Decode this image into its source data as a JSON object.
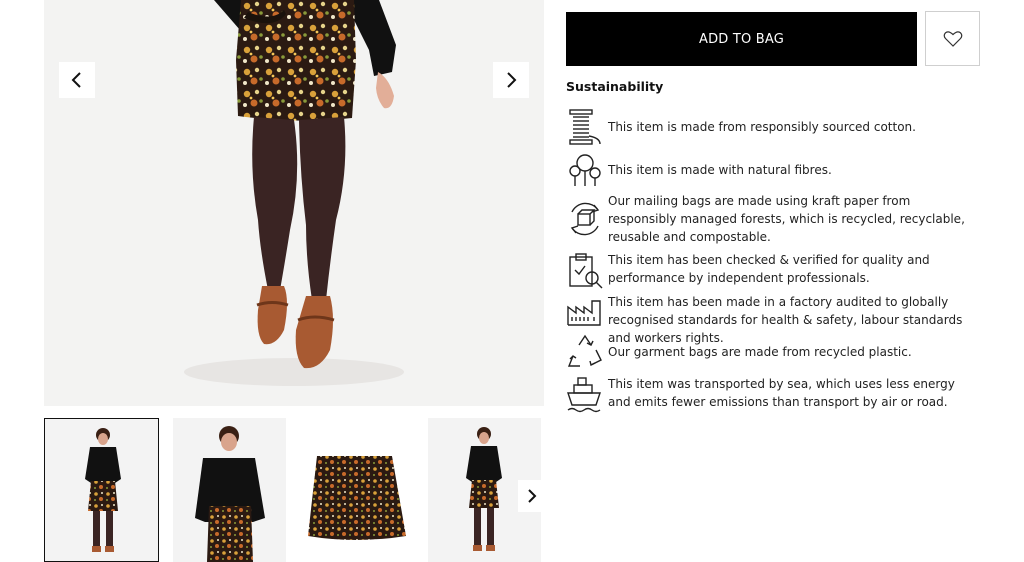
{
  "product": {
    "add_to_bag_label": "ADD TO BAG",
    "wishlist_icon": "heart-icon"
  },
  "gallery": {
    "prev_icon": "chevron-left-icon",
    "next_icon": "chevron-right-icon",
    "thumbs_next_icon": "chevron-right-icon",
    "thumbnail_count_visible": 4,
    "active_thumbnail": 1
  },
  "sustainability": {
    "title": "Sustainability",
    "items": [
      {
        "icon": "thread-spool-icon",
        "text": "This item is made from responsibly sourced cotton."
      },
      {
        "icon": "trees-icon",
        "text": "This item is made with natural fibres."
      },
      {
        "icon": "recycled-box-icon",
        "text": "Our mailing bags are made using kraft paper from responsibly managed forests, which is recycled, recyclable, reusable and compostable."
      },
      {
        "icon": "clipboard-check-icon",
        "text": "This item has been checked & verified for quality and performance by independent professionals."
      },
      {
        "icon": "factory-icon",
        "text": "This item has been made in a factory audited to globally recognised standards for health & safety, labour standards and workers rights."
      },
      {
        "icon": "recycle-icon",
        "text": "Our garment bags are made from recycled plastic."
      },
      {
        "icon": "ship-icon",
        "text": "This item was transported by sea, which uses less energy and emits fewer emissions than transport by air or road."
      }
    ]
  },
  "colors": {
    "primary_button": "#000000",
    "gallery_bg": "#f2f2f2",
    "tights": "#3a2423",
    "shoes": "#a85a32",
    "skirt_base": "#2b1a12"
  }
}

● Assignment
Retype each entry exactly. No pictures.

● Written response
Decode this image into its source data as a JSON object.
{
  "product": {
    "add_to_bag_label": "ADD TO BAG",
    "wishlist_icon": "heart-icon"
  },
  "gallery": {
    "prev_icon": "chevron-left-icon",
    "next_icon": "chevron-right-icon",
    "thumbs_next_icon": "chevron-right-icon",
    "thumbnail_count_visible": 4,
    "active_thumbnail": 1
  },
  "sustainability": {
    "title": "Sustainability",
    "items": [
      {
        "icon": "thread-spool-icon",
        "text": "This item is made from responsibly sourced cotton."
      },
      {
        "icon": "trees-icon",
        "text": "This item is made with natural fibres."
      },
      {
        "icon": "recycled-box-icon",
        "text": "Our mailing bags are made using kraft paper from responsibly managed forests, which is recycled, recyclable, reusable and compostable."
      },
      {
        "icon": "clipboard-check-icon",
        "text": "This item has been checked & verified for quality and performance by independent professionals."
      },
      {
        "icon": "factory-icon",
        "text": "This item has been made in a factory audited to globally recognised standards for health & safety, labour standards and workers rights."
      },
      {
        "icon": "recycle-icon",
        "text": "Our garment bags are made from recycled plastic."
      },
      {
        "icon": "ship-icon",
        "text": "This item was transported by sea, which uses less energy and emits fewer emissions than transport by air or road."
      }
    ]
  },
  "colors": {
    "primary_button": "#000000",
    "gallery_bg": "#f2f2f2",
    "tights": "#3a2423",
    "shoes": "#a85a32",
    "skirt_base": "#2b1a12"
  }
}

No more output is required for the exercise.